That would deprive the entire ecosystem of the lucre they have become so used to. And if they actually want things to get done, the babus will have to work. They won’t like that either. They will do anything to restore status quo ante of no work and all money – nudged along by us of course. As we know so well, it’s the bureaucracy that is responsible for execution, and no matter how good any policy is, if we sabotage the execution, it will all end up in naught.”
“And the corruption cases? Won’t they go on a witch hunt after all of us? What if we land up in jail?” She asked worriedly. Chachaji smiled and said, “Oh they will try. But the ecosystem is widespread, and includes the entire law and order system. The investigative agencies will file half-hearted cases, and the judges won’t be able to rule against us even if they want to. Besides, we have covered our tracks pretty well. So the cases will get dismissed one by one, and then we can cry political vendetta. That would help us tremendously in the next elections.”
“And then of course, we won’t let parliament function at all. We will keep disrupting it on some pretext or the other, so that they can’t make any worthwhile legislation.” MFM chimed in. “And we will keep crying about the economy. Again, it’s the perception which matters. We can always find something to cry about even if it’s doing reasonably well, and sow doubts in people’s minds.”
“And you think all this will ensure our return in 2019?” She asked. “Of course.” Chachaji replied confidently. “All this, combined with our trump card – divide and rule. Religion. Caste. Region. We will pit lower castes against upper, Muslims against Hindus, States against the centre. Our job is to ensure that the government is busy dealing with crises, clashes and agitations. So busy that they don’t get any time for ‘development’ that they take so much pride in. Because heaven help us if they manage to do even a portion of what they have done in Gujarat. We can forget getting re-elected ever.”
MFM glared at Chachaji. “Are we here to to appease her fears or to increase them?” He thought. “But don’t worry ma’am. We won’t allow that to happen. Trust us.” He said out aloud, trying to retrieve the situation. She wasn’t fully convinced, but was in a slightly better mood by the time the two left. Back in the car, the two heaved a sigh of relief. “Tell me Chachaji,” MFM asked “Even if we place ourselves at an advantage in 2019 as planned, what will we do about the Prince? We can never win with him at the helm.”

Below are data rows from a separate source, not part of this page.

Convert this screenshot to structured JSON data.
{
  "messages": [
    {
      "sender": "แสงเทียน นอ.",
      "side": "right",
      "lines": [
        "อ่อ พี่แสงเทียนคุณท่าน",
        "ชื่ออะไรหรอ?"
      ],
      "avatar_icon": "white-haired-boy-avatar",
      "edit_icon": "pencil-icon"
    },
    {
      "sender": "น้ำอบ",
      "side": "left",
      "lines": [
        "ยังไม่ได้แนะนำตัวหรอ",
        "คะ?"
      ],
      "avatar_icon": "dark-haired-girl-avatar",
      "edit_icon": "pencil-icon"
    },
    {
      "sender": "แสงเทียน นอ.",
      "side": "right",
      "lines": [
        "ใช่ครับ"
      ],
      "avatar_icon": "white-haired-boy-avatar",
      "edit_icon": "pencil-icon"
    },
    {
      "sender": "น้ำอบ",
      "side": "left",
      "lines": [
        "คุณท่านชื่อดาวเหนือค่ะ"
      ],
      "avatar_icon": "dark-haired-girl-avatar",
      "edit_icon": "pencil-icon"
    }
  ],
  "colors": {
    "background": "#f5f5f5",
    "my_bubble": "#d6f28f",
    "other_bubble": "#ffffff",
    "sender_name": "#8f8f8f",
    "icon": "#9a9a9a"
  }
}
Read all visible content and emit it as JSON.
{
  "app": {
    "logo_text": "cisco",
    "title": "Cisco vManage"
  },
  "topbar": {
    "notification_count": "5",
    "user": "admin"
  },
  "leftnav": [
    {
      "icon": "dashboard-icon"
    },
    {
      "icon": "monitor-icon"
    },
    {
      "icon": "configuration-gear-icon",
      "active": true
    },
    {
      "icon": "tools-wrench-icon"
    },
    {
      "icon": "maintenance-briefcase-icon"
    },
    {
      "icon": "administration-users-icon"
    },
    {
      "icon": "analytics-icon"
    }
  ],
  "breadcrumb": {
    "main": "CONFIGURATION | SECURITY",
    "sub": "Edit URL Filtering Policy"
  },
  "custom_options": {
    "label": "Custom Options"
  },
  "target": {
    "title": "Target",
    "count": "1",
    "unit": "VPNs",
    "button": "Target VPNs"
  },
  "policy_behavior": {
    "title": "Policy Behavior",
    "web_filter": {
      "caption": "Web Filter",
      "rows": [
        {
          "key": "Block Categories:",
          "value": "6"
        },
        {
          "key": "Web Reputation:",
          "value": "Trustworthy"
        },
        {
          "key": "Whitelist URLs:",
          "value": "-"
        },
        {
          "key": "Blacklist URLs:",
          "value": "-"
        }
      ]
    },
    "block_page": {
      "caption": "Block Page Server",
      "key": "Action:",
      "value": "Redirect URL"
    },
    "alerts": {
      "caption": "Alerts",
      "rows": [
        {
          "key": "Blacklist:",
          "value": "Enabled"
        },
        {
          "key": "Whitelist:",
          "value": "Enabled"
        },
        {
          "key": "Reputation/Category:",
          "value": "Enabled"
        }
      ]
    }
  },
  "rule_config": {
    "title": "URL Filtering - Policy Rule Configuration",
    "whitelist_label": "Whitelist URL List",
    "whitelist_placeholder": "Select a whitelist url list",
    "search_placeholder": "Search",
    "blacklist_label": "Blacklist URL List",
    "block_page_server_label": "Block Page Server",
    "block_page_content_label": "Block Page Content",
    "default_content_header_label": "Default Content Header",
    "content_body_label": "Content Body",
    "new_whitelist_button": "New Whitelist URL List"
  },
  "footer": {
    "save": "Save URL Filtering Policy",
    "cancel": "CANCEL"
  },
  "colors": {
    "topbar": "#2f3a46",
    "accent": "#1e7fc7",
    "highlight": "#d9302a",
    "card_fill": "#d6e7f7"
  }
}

“I’ve thought of that too.” Said the wily old fox grinning ear to ear. “We give him a free run the next few years. Make him believe that he’s the biggest leader since Gandhiji, feed him only what he wants to hear. He will do what he’s best at – shoot himself on his foot so many times that by the time elections come around, he’ll be ready to step down on his own.”
“That’s when I will take over.” Both of them thought, but said nothing.
Author’s note: All characters and events mentioned are imaginary and have no connection with any real ones.
A former Army officer, now a Learning and Development consultant, Author of ‘Delhi Durbar 1911 – The Complete Story’, ‘Riding the Raisina Tiger’, ‘Brave Men of War – Tales of Valour 1965’ and ‘In the Line of Fire’. Currently also a research fellow at Ministry of Defence, engaged in writing official history of India’s participation in First World War. Blogs at swordarm.in